Problem to solve: Type out all the records again exactly.
*** Available data ***
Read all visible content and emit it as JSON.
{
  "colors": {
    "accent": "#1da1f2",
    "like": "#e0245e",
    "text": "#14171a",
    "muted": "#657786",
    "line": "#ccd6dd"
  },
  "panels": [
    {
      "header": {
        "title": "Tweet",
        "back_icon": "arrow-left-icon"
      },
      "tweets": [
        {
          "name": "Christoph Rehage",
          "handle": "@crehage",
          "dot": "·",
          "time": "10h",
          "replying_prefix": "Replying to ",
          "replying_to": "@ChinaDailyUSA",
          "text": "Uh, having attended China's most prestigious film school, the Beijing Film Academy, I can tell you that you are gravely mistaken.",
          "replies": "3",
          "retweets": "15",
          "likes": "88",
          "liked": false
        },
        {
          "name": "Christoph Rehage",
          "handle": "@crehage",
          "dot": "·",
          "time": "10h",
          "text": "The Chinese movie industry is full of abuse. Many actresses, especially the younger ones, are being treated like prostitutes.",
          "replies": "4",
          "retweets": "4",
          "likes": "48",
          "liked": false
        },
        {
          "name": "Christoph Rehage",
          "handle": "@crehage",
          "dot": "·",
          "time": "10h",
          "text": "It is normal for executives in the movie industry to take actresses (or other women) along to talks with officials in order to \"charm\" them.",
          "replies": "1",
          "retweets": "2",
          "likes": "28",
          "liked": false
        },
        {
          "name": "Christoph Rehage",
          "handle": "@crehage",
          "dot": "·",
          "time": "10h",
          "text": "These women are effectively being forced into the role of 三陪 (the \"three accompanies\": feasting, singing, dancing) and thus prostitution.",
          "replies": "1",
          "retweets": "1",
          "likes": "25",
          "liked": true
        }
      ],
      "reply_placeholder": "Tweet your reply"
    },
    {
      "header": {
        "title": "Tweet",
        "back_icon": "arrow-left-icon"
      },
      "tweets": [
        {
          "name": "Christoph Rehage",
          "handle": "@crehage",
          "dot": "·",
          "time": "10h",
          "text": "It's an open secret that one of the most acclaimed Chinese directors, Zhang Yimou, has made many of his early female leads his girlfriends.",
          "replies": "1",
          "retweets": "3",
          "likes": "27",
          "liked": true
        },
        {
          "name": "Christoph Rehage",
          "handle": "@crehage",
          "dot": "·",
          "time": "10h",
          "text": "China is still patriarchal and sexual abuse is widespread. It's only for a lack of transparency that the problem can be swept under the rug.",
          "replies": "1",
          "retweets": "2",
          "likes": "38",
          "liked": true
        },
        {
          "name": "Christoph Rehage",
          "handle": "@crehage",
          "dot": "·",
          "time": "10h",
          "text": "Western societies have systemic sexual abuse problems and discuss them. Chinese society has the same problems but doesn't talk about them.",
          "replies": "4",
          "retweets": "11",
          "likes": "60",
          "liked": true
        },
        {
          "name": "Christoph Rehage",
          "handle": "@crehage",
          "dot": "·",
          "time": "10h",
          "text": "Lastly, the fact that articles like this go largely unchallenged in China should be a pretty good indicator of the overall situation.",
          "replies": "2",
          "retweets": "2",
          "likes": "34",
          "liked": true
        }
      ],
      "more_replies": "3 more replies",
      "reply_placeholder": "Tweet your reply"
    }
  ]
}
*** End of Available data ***
Written response:
Read all visible content and emit it as JSON.
{
  "colors": {
    "accent": "#1da1f2",
    "like": "#e0245e",
    "text": "#14171a",
    "muted": "#657786",
    "line": "#ccd6dd"
  },
  "panels": [
    {
      "header": {
        "title": "Tweet",
        "back_icon": "arrow-left-icon"
      },
      "tweets": [
        {
          "name": "Christoph Rehage",
          "handle": "@crehage",
          "dot": "·",
          "time": "10h",
          "replying_prefix": "Replying to ",
          "replying_to": "@ChinaDailyUSA",
          "text": "Uh, having attended China's most prestigious film school, the Beijing Film Academy, I can tell you that you are gravely mistaken.",
          "replies": "3",
          "retweets": "15",
          "likes": "88",
          "liked": false
        },
        {
          "name": "Christoph Rehage",
          "handle": "@crehage",
          "dot": "·",
          "time": "10h",
          "text": "The Chinese movie industry is full of abuse. Many actresses, especially the younger ones, are being treated like prostitutes.",
          "replies": "4",
          "retweets": "4",
          "likes": "48",
          "liked": false
        },
        {
          "name": "Christoph Rehage",
          "handle": "@crehage",
          "dot": "·",
          "time": "10h",
          "text": "It is normal for executives in the movie industry to take actresses (or other women) along to talks with officials in order to \"charm\" them.",
          "replies": "1",
          "retweets": "2",
          "likes": "28",
          "liked": false
        },
        {
          "name": "Christoph Rehage",
          "handle": "@crehage",
          "dot": "·",
          "time": "10h",
          "text": "These women are effectively being forced into the role of 三陪 (the \"three accompanies\": feasting, singing, dancing) and thus prostitution.",
          "replies": "1",
          "retweets": "1",
          "likes": "25",
          "liked": true
        }
      ],
      "reply_placeholder": "Tweet your reply"
    },
    {
      "header": {
        "title": "Tweet",
        "back_icon": "arrow-left-icon"
      },
      "tweets": [
        {
          "name": "Christoph Rehage",
          "handle": "@crehage",
          "dot": "·",
          "time": "10h",
          "text": "It's an open secret that one of the most acclaimed Chinese directors, Zhang Yimou, has made many of his early female leads his girlfriends.",
          "replies": "1",
          "retweets": "3",
          "likes": "27",
          "liked": true
        },
        {
          "name": "Christoph Rehage",
          "handle": "@crehage",
          "dot": "·",
          "time": "10h",
          "text": "China is still patriarchal and sexual abuse is widespread. It's only for a lack of transparency that the problem can be swept under the rug.",
          "replies": "1",
          "retweets": "2",
          "likes": "38",
          "liked": true
        },
        {
          "name": "Christoph Rehage",
          "handle": "@crehage",
          "dot": "·",
          "time": "10h",
          "text": "Western societies have systemic sexual abuse problems and discuss them. Chinese society has the same problems but doesn't talk about them.",
          "replies": "4",
          "retweets": "11",
          "likes": "60",
          "liked": true
        },
        {
          "name": "Christoph Rehage",
          "handle": "@crehage",
          "dot": "·",
          "time": "10h",
          "text": "Lastly, the fact that articles like this go largely unchallenged in China should be a pretty good indicator of the overall situation.",
          "replies": "2",
          "retweets": "2",
          "likes": "34",
          "liked": true
        }
      ],
      "more_replies": "3 more replies",
      "reply_placeholder": "Tweet your reply"
    }
  ]
}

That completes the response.